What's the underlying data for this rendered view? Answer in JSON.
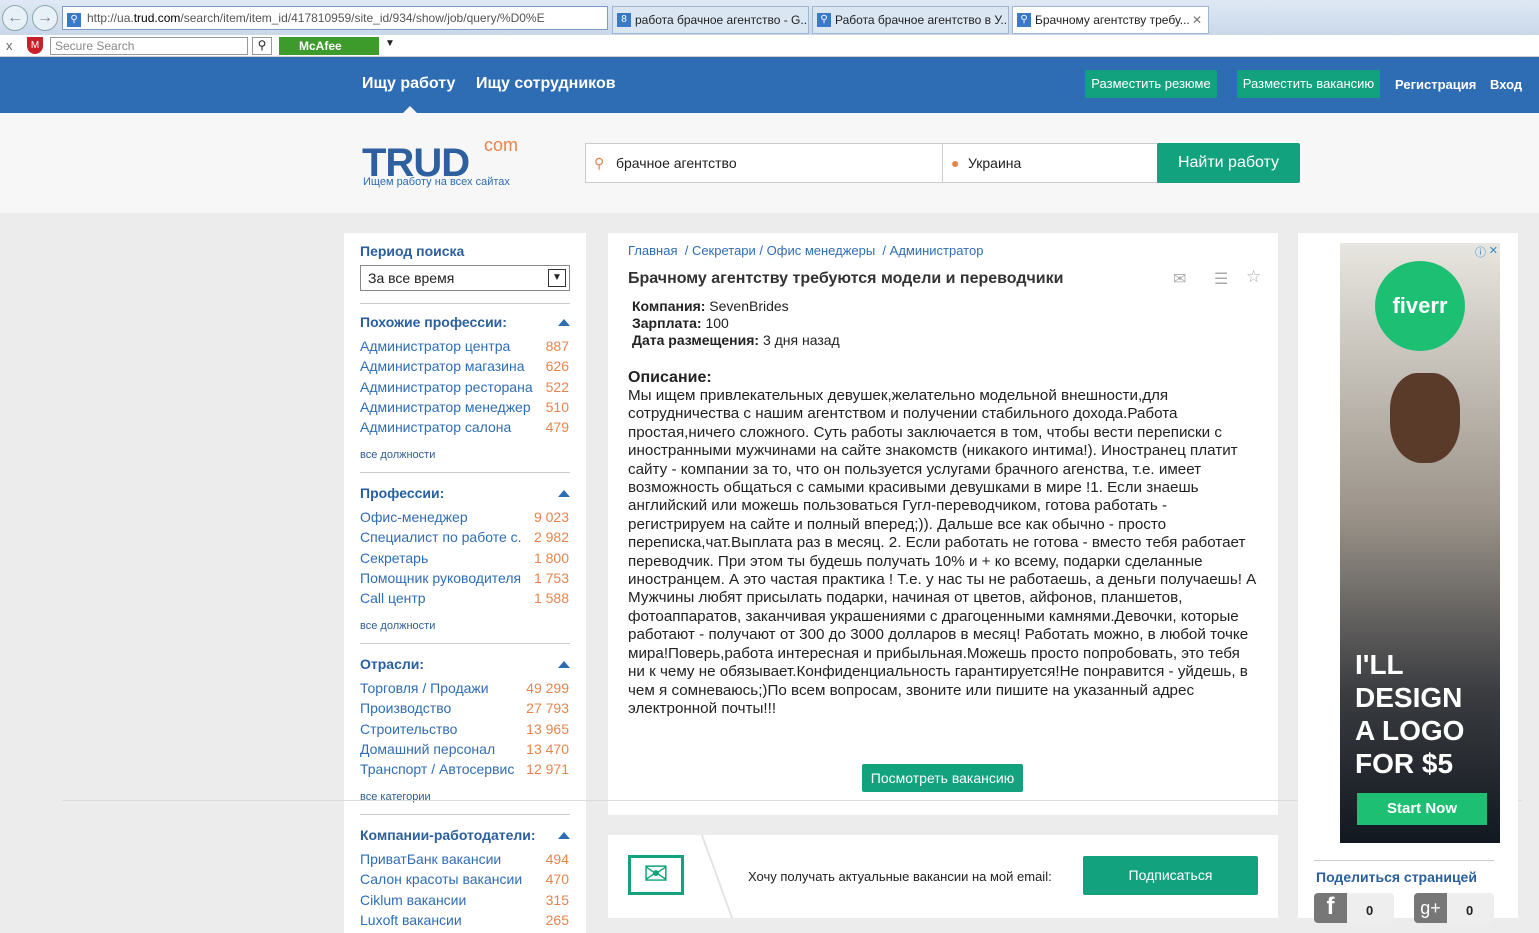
{
  "browser": {
    "url_prefix": "http://ua.",
    "url_domain": "trud.com",
    "url_rest": "/search/item/item_id/417810959/site_id/934/show/job/query/%D0%E",
    "tabs": [
      {
        "label": "работа брачное агентство - G..."
      },
      {
        "label": "Работа брачное агентство в У..."
      },
      {
        "label": "Брачному агентству требу..."
      }
    ],
    "search_placeholder": "Secure Search",
    "mcafee": "McAfee"
  },
  "nav": {
    "find_job": "Ищу работу",
    "find_staff": "Ищу сотрудников",
    "post_resume": "Разместить резюме",
    "post_vacancy": "Разместить вакансию",
    "register": "Регистрация",
    "login": "Вход"
  },
  "header": {
    "logo": "TRUD",
    "logo_suffix": "com",
    "tagline": "Ищем работу на всех сайтах",
    "query": "брачное агентство",
    "location": "Украина",
    "search_button": "Найти работу"
  },
  "sidebar": {
    "period_title": "Период поиска",
    "period_value": "За все время",
    "sections": [
      {
        "title": "Похожие профессии:",
        "items": [
          {
            "label": "Администратор центра",
            "count": "887"
          },
          {
            "label": "Администратор магазина",
            "count": "626"
          },
          {
            "label": "Администратор ресторана",
            "count": "522"
          },
          {
            "label": "Администратор менеджер",
            "count": "510"
          },
          {
            "label": "Администратор салона",
            "count": "479"
          }
        ],
        "all": "все должности"
      },
      {
        "title": "Профессии:",
        "items": [
          {
            "label": "Офис-менеджер",
            "count": "9 023"
          },
          {
            "label": "Специалист по работе с.",
            "count": "2 982"
          },
          {
            "label": "Секретарь",
            "count": "1 800"
          },
          {
            "label": "Помощник руководителя",
            "count": "1 753"
          },
          {
            "label": "Call центр",
            "count": "1 588"
          }
        ],
        "all": "все должности"
      },
      {
        "title": "Отрасли:",
        "items": [
          {
            "label": "Торговля / Продажи",
            "count": "49 299"
          },
          {
            "label": "Производство",
            "count": "27 793"
          },
          {
            "label": "Строительство",
            "count": "13 965"
          },
          {
            "label": "Домашний персонал",
            "count": "13 470"
          },
          {
            "label": "Транспорт / Автосервис",
            "count": "12 971"
          }
        ],
        "all": "все категории"
      },
      {
        "title": "Компании-работодатели:",
        "items": [
          {
            "label": "ПриватБанк вакансии",
            "count": "494"
          },
          {
            "label": "Салон красоты вакансии",
            "count": "470"
          },
          {
            "label": "Ciklum вакансии",
            "count": "315"
          },
          {
            "label": "Luxoft вакансии",
            "count": "265"
          }
        ]
      }
    ]
  },
  "job": {
    "breadcrumbs": [
      "Главная",
      "Секретари / Офис менеджеры",
      "Администратор"
    ],
    "title": "Брачному агентству требуются модели и переводчики",
    "company_label": "Компания:",
    "company": "SevenBrides",
    "salary_label": "Зарплата:",
    "salary": "100",
    "date_label": "Дата размещения:",
    "date": "3 дня назад",
    "desc_title": "Описание:",
    "description": "Мы ищем привлекательных девушек,желательно модельной внешности,для сотрудничества с нашим агентством и получении стабильного дохода.Работа простая,ничего сложного. Суть работы заключается в том, чтобы вести переписки с иностранными мужчинами на сайте знакомств (никакого интима!). Иностранец платит сайту - компании за то, что он пользуется услугами брачного агенства, т.е. имеет возможность общаться с самыми красивыми девушками в мире !1. Если знаешь английский или можешь пользоваться Гугл-переводчиком, готова работать - регистрируем на сайте и полный вперед;)). Дальше все как обычно - просто переписка,чат.Выплата раз в месяц. 2. Если работать не готова - вместо тебя работает переводчик. При этом ты будешь получать 10% и + ко всему, подарки сделанные иностранцем. А это частая практика ! Т.е. у нас ты не работаешь, а деньги получаешь! А Мужчины любят присылать подарки, начиная от цветов, айфонов, планшетов, фотоаппаратов, заканчивая украшениями с драгоценными камнями.Девочки, которые работают - получают от 300 до 3000 долларов в месяц! Работать можно, в любой точке мира!Поверь,работа интересная и прибыльная.Можешь просто попробовать, это тебя ни к чему не обязывает.Конфиденциальность гарантируется!Не понравится - уйдешь, в чем я сомневаюсь;)По всем вопросам, звоните или пишите на указанный адрес электронной почты!!!",
    "view_button": "Посмотреть вакансию"
  },
  "subscribe": {
    "text": "Хочу получать актуальные вакансии на мой email:",
    "button": "Подписаться"
  },
  "ad": {
    "brand": "fiverr",
    "headline": "I'LL DESIGN A LOGO FOR $5",
    "cta": "Start Now"
  },
  "share": {
    "title": "Поделиться страницей",
    "facebook_count": "0",
    "gplus_count": "0"
  },
  "colors": {
    "nav": "#2e6db4",
    "accent": "#13a27e",
    "count": "#e8844a"
  }
}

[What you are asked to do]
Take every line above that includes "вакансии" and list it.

[Output]
            "label": "ПриватБанк вакансии",
            "label": "Салон красоты вакансии",
            "label": "Ciklum вакансии",
            "label": "Luxoft вакансии",
    "text": "Хочу получать актуальные вакансии на мой email:",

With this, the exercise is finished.